Liquid Love: on the frailty of human bonds
pounds 14.99, 162pp
pounds 14.99 (plus pounds 2.25 p&p per order) from 0870 8001122
What is Good? The search for the best way to live
A C Grayling
Weidenfeld & Nicolson
pounds 18.99, 241pp
pounds 16.99 (plus pounds 2.25 p&p per order) from 0870 8001122
SO WHAT is love? What is goodness? Does anyone have any bigger questions? From these two titles, no one could accuse the British intelligentsia of aiming low. Yet the comparison between these two writers - their mental styles, their biographical provenance, their emotional investments - is at least as interesting as the contingent answers they provide to these ultimate questions.
From the sweeping locks and unapologetic cravat displayed on his author shot to his equanimious performances on shows like Start the Week, A C Grayling is the kind of philosopher the British are happy to tolerate: calm, clear-spoken, accessibly logical, and never shy of a comfortingly authoritative soundbite. This latest book is perfectly synchronous with his public image: a steady restatement of humanism against religion, Enlightenment against mysticism, the profane against the sacred. In a world heaving in a sea of contending spiritualities, one can imagine the good ship Grayling (fellow of St Anne's, Oxford, thank Aristotle) as a safe berth for anxious readers, charting a steady return journey towards the solid ground of Western civilisation.
Zygmunt Bauman, on the other hand, proceeds from a somewhat different perspective on the glories of the West.

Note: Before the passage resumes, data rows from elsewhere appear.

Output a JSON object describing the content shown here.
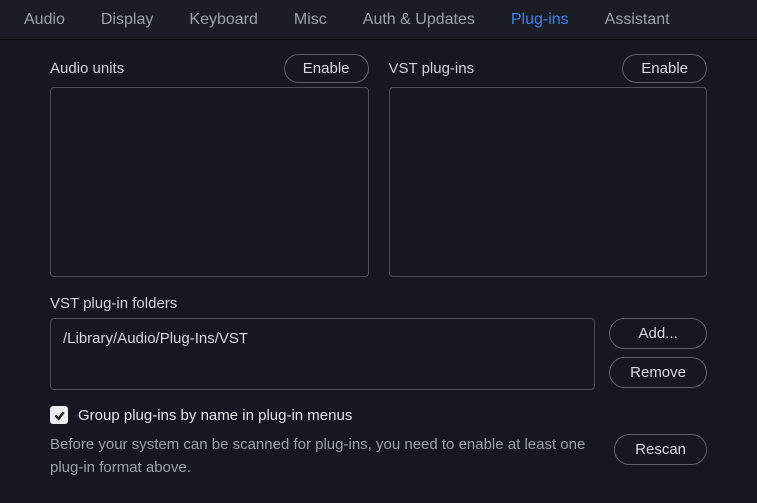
{
  "tabs": {
    "audio": "Audio",
    "display": "Display",
    "keyboard": "Keyboard",
    "misc": "Misc",
    "auth": "Auth & Updates",
    "plugins": "Plug-ins",
    "assistant": "Assistant"
  },
  "sections": {
    "audio_units_label": "Audio units",
    "vst_plugins_label": "VST plug-ins",
    "enable_button": "Enable"
  },
  "folders": {
    "label": "VST plug-in folders",
    "items": [
      "/Library/Audio/Plug-Ins/VST"
    ],
    "add_button": "Add...",
    "remove_button": "Remove"
  },
  "group_checkbox": {
    "checked": true,
    "label": "Group plug-ins by name in plug-in menus"
  },
  "hint": "Before your system can be scanned for plug-ins, you need to enable at least one plug-in format above.",
  "rescan_button": "Rescan"
}
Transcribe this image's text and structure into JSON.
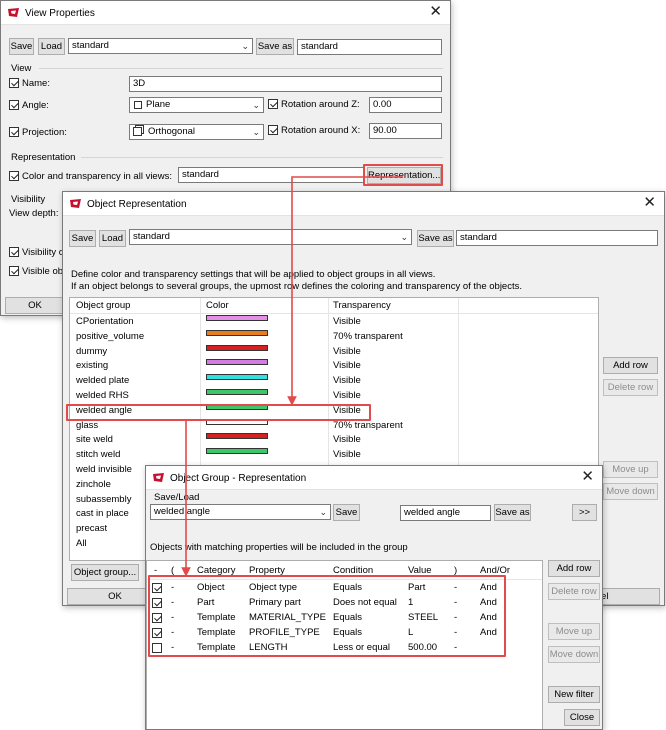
{
  "colors": {
    "accent_red": "#e34a4a",
    "logo_red": "#c8102e"
  },
  "view_properties": {
    "title": "View Properties",
    "save": "Save",
    "load": "Load",
    "preset": "standard",
    "save_as": "Save as",
    "save_as_value": "standard",
    "section_view": "View",
    "name_label": "Name:",
    "name_value": "3D",
    "angle_label": "Angle:",
    "angle_value": "Plane",
    "rot_z_label": "Rotation around Z:",
    "rot_z_value": "0.00",
    "projection_label": "Projection:",
    "projection_value": "Orthogonal",
    "rot_x_label": "Rotation around X:",
    "rot_x_value": "90.00",
    "section_representation": "Representation",
    "color_transparency_label": "Color and transparency in all views:",
    "color_transparency_value": "standard",
    "representation_button": "Representation...",
    "section_visibility": "Visibility",
    "view_depth_label": "View depth:",
    "visibility_of_label": "Visibility o",
    "visible_obj_label": "Visible obj",
    "ok": "OK"
  },
  "object_representation": {
    "title": "Object Representation",
    "save": "Save",
    "load": "Load",
    "preset": "standard",
    "save_as": "Save as",
    "save_as_value": "standard",
    "desc1": "Define color and transparency settings that will be applied to object groups in all views.",
    "desc2": "If an object belongs to several groups, the upmost row defines the coloring and transparency of the objects.",
    "headers": {
      "group": "Object group",
      "color": "Color",
      "transparency": "Transparency"
    },
    "rows": [
      {
        "group": "CPorientation",
        "color": "#e48fe6",
        "transparency": "Visible"
      },
      {
        "group": "positive_volume",
        "color": "#e87d1e",
        "transparency": "70% transparent"
      },
      {
        "group": "dummy",
        "color": "#d92020",
        "transparency": "Visible"
      },
      {
        "group": "existing",
        "color": "#d27ee0",
        "transparency": "Visible"
      },
      {
        "group": "welded plate",
        "color": "#33e0e0",
        "transparency": "Visible"
      },
      {
        "group": "welded RHS",
        "color": "#3fc66a",
        "transparency": "Visible"
      },
      {
        "group": "welded angle",
        "color": "#3fc66a",
        "transparency": "Visible"
      },
      {
        "group": "glass",
        "color": "#ffffff",
        "transparency": "70% transparent"
      },
      {
        "group": "site weld",
        "color": "#d92020",
        "transparency": "Visible"
      },
      {
        "group": "stitch weld",
        "color": "#3fc66a",
        "transparency": "Visible"
      },
      {
        "group": "weld invisible",
        "color": "",
        "transparency": ""
      },
      {
        "group": "zinchole",
        "color": "",
        "transparency": ""
      },
      {
        "group": "subassembly",
        "color": "",
        "transparency": ""
      },
      {
        "group": "cast in place",
        "color": "",
        "transparency": ""
      },
      {
        "group": "precast",
        "color": "",
        "transparency": ""
      },
      {
        "group": "All",
        "color": "",
        "transparency": ""
      }
    ],
    "add_row": "Add row",
    "delete_row": "Delete row",
    "move_up": "Move up",
    "move_down": "Move down",
    "object_group_button": "Object group...",
    "ok": "OK",
    "cancel_partial": "ncel"
  },
  "object_group": {
    "title": "Object Group - Representation",
    "save_load_label": "Save/Load",
    "preset": "welded angle",
    "save": "Save",
    "save_as_value": "welded angle",
    "save_as": "Save as",
    "more": ">>",
    "desc": "Objects with matching properties will be included in the group",
    "headers": {
      "dash": "-",
      "open": "(",
      "category": "Category",
      "property": "Property",
      "condition": "Condition",
      "value": "Value",
      "close": ")",
      "andor": "And/Or"
    },
    "rules": [
      {
        "checked": true,
        "dash": "-",
        "category": "Object",
        "property": "Object type",
        "condition": "Equals",
        "value": "Part",
        "close": "-",
        "andor": "And"
      },
      {
        "checked": true,
        "dash": "-",
        "category": "Part",
        "property": "Primary part",
        "condition": "Does not equal",
        "value": "1",
        "close": "-",
        "andor": "And"
      },
      {
        "checked": true,
        "dash": "-",
        "category": "Template",
        "property": "MATERIAL_TYPE",
        "condition": "Equals",
        "value": "STEEL",
        "close": "-",
        "andor": "And"
      },
      {
        "checked": true,
        "dash": "-",
        "category": "Template",
        "property": "PROFILE_TYPE",
        "condition": "Equals",
        "value": "L",
        "close": "-",
        "andor": "And"
      },
      {
        "checked": false,
        "dash": "-",
        "category": "Template",
        "property": "LENGTH",
        "condition": "Less or equal",
        "value": "500.00",
        "close": "-",
        "andor": ""
      }
    ],
    "add_row": "Add row",
    "delete_row": "Delete row",
    "move_up": "Move up",
    "move_down": "Move down",
    "new_filter": "New filter",
    "close": "Close"
  }
}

Living in Leeds, born in Poland (and still an emeritus professor of sociology at the University of Warsaw), Bauman made his name as the author of one of the most stunning indictments of modernity and the Enlightenment ever written, Modernity and the Holocaust. Its detailed and moving claim - that it was the very rationality of the Nazi bureaucracy, its ability to shield its operatives from the raw humanity of genocide through systems, which materially enabled the Holocaust - still resonates strongly in social theory.
Bauman is reclusive, rarely stepping up to a platform in the media spectacle, although he is certainly prodigious and productive. The beautiful cover to this latest book - a heart carved into a beach, about to be swept away by a blue, advancing tide - promises relief from his generally gloomy (though always energetic) verdicts on modern and postmodern life. But Liquid Love is almost the most despairing of all his books.
At least Bauman, though almost twice the age of Grayling, is attempting to apply his intellect to the here-and-now: a world of mobile phones, Big Brother, immigration crises, soap-opera catharses, relationship columns. In this communication cauldron, our perennial experience of love is made "liquid"; that is, less permanent and transforming than ever.
What immediately grates about Grayling, in contrast, is the wilful fogeyism of his cultural markers. Abstract individuals are invariably "he", and "Western mankind" strides across the pages like an unreconstructed, aftershave- wreathed colossus. Is it that difficult to felicitate your prose so that the other half of humanity can be implicitly included?
Grayling's Hellenism is almost breathtakingly sanguine: "the discussion of the good life it contains", he tells us, "is not only the source of all ethical enquiry in Western history since, but is a market for the best such thinking which that tradition has produced". …